However, one of the greatest obstacles pregnant people are often met with is the cost of obtaining an abortion.
An abortion can cost anywhere from $0 to more than $1,000, and it's not just the medical costs that patients face, according to a study from the Guttmacher Institute, a research group focusing on sexual and reproductive health.
Those seeking an abortion may also have out-of-pocket costs for traveling out of town -- or, in some cases, out of state -- as well as food, lodging, gas, coordinating child care and accessing medication.
Now, with the Supreme Court potentially set to overturn or severely gut Roe v. Wade, attention has turned to abortion funds, which can help arrange and pay for abortion care, as well as other costs associated with the procedure.
What is an abortion fund?
An abortion fund is a nonprofit organization that provides direct funding to those seeking an abortion who may not be able to afford it.
Some funds completely or partially cover the costs strictly related to the procedure, such as for pills for medication abortions -- which make up more than half of all abortions in the U.S. -- or for an in-office procedure.
"We also provide what we call practical support," Chasity Wilson, executive director of the New Orleans Abortion Fund, which helps provide funding for people living in the Gulf South, told ABC News.
This includes surrounding costs such as transportation to and from abortion clinics, translation services, gas, lodging and child care -- and emotional support.
In addition to local funds, there are 92 abortion funds -- as of October 2021 -- that are members of the National Network of Abortion Funds, which helps connect organizations across the country.
How do they work?
Some funds, such as the NOAF, allow women to call directly to ask for help paying for an abortion.
"The patient reaches out by calling our hotlines," Wilson said. "Sometimes we also participate in solidarity funds when another fund that provides these services may reach out and say, 'Hey, we have a person whose procedures cost $1,300 so we can spend $500, how much can you help?'"
Other funds, such as the Women's Reproductive Rights Assistance Project -- a nonprofit that helps provide funds to people seeking abortion services or emergency contraception -- speak directly with clinics and providers.

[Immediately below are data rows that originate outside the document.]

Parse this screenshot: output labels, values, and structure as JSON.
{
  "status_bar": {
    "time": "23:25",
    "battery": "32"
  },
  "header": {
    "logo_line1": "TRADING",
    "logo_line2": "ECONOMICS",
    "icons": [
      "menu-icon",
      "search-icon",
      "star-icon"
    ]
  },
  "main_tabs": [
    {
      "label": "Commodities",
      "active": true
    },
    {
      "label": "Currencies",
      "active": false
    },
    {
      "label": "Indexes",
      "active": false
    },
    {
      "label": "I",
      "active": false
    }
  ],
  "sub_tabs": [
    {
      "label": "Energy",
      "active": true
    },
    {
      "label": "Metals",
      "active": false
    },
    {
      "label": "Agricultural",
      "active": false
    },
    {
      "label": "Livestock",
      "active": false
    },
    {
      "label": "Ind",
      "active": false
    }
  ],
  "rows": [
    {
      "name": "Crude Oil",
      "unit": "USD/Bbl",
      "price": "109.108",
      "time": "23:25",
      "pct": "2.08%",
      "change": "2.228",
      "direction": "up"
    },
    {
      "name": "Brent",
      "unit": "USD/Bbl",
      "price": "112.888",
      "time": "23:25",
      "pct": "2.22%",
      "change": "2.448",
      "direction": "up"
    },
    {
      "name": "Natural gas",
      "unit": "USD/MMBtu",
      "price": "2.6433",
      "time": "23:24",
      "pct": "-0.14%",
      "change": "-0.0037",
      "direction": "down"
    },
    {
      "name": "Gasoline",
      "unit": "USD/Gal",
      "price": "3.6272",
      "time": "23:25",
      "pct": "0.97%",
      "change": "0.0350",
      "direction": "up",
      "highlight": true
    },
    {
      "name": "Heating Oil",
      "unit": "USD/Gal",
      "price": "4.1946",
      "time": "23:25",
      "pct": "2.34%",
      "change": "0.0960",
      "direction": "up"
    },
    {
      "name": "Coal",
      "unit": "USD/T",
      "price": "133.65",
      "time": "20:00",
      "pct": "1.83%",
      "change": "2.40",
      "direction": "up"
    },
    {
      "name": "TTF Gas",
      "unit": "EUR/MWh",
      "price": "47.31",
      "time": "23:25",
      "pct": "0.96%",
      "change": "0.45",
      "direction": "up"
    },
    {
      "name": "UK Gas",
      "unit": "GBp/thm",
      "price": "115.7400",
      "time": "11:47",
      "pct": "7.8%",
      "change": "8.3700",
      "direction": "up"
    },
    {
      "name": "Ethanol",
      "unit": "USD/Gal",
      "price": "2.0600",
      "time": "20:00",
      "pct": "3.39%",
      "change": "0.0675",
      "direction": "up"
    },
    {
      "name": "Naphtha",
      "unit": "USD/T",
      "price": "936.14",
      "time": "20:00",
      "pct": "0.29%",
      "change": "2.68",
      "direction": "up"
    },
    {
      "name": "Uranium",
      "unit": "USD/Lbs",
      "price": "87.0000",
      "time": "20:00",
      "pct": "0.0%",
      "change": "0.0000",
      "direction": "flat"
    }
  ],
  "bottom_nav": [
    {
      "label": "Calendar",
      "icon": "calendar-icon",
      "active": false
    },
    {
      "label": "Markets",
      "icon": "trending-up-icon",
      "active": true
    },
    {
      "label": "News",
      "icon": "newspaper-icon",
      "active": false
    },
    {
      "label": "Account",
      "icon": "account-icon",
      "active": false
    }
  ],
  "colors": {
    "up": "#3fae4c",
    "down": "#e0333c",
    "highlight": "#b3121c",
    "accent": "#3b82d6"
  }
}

"We have a network of over 700 clinics, doctors and hospitals that are networked with our fund that contact us on a daily basis to let us know that they have a patent in need of an abortion and that patient needs funding," Sylvia Ghazarian, executive director of WRRAP, told ABC News. "When a clinic calls us, we return the call and make a pledge commitment to that clinic."
Ghazarian said the fund will then receive the invoice from the clinic and cover the cost within the week.
WRRAP's statistics from 2021 showed that 73% of the fund's patients were people of color and 76% received public assistance. Additionally, NOAF's 2021 report found that 71% of patients were Black or African American and about two-thirds were on Medicaid.
"A lot of these populations have traditionally less access to health care, but by no means does this mean these are the populations that receive abortions most frequently," Wilson said.
Who can access them?
Some abortion funds have no requirements. Ghazarian said WRRAP helps provide funding for abortions across the U.S.
Other funds help specific groups of women based on where they live, their racial/ethnic makeup, or how far along they are in their pregnancies.
For example, the Midwest Access Coalition helps cover costs for people seeking abortions in the Midwest, while the Northwest Abortion Access Fund does the same for those living in Alaska, Idaho, Oregon and Washington.
Meanwhile, the Indigenous Women's Fund provides support for Native or Indigenous Americans seeking to end their pregnancies.
Others, like the Brigid Alliance, help fund those who have to travel long distances to receive late-term abortions.
How do abortion funds get their funding?
Most abortion funds receive support through individual donations. Since the leak of the draft opinion, first reported by Politico, there has been a substantial increase in donations to abortion funds across the country.
The National Network of Abortion Funds told "Good Morning America" it received more than $1.5 million in donations within three days of the leak reporting.
Ghazarian said news of the leaked draft has left many patients confused. She said she spoke with an abortion clinic earlier in the week that was receiving calls from patients asking if their abortion appointments were still on.
Because of this, another part of WRRAP's work is community outreach so people can know what the abortion laws are in the part of the country they live in.
"We're trying to generate information out there not just to clinics but to communities, so that individuals know we're still here and we will still support them no matter what," Ghazarian said.